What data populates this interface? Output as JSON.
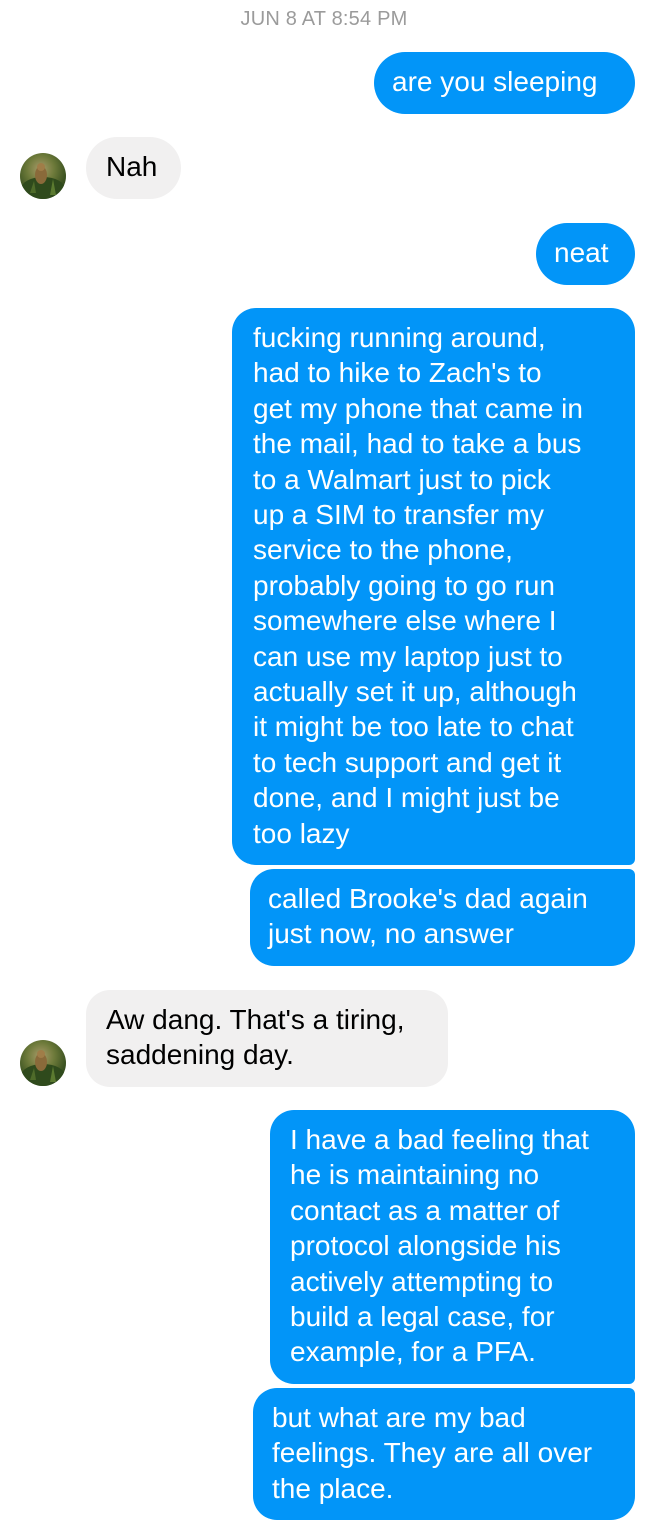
{
  "conversation": {
    "timestamp": "JUN 8 AT 8:54 PM",
    "messages": [
      {
        "sender": "me",
        "text": "are you sleeping"
      },
      {
        "sender": "contact",
        "text": "Nah"
      },
      {
        "sender": "me",
        "text": "neat"
      },
      {
        "sender": "me",
        "text": "fucking running around,\nhad to hike to Zach's to\nget my phone that came in\nthe mail, had to take a bus\nto a Walmart just to pick\nup a SIM to transfer my\nservice to the phone,\nprobably going to go run\nsomewhere else where I\ncan use my laptop just to\nactually set it up, although\nit might be too late to chat\nto tech support and get it\ndone, and I might just be\ntoo lazy"
      },
      {
        "sender": "me",
        "text": "called Brooke's dad again\njust now, no answer"
      },
      {
        "sender": "contact",
        "text": "Aw dang. That's a tiring,\nsaddening day."
      },
      {
        "sender": "me",
        "text": "I have a bad feeling that\nhe is maintaining no\ncontact as a matter of\nprotocol alongside his\nactively attempting to\nbuild a legal case, for\nexample, for a PFA."
      },
      {
        "sender": "me",
        "text": "but what are my bad\nfeelings. They are all over\nthe place."
      }
    ]
  },
  "contact_avatar": {
    "icon": "contact-avatar-photo"
  },
  "colors": {
    "outgoing_bubble": "#0295f8",
    "incoming_bubble": "#f1f0f0",
    "timestamp": "#9b9b9b"
  }
}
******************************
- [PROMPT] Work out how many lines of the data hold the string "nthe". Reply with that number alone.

- [RESULT] 2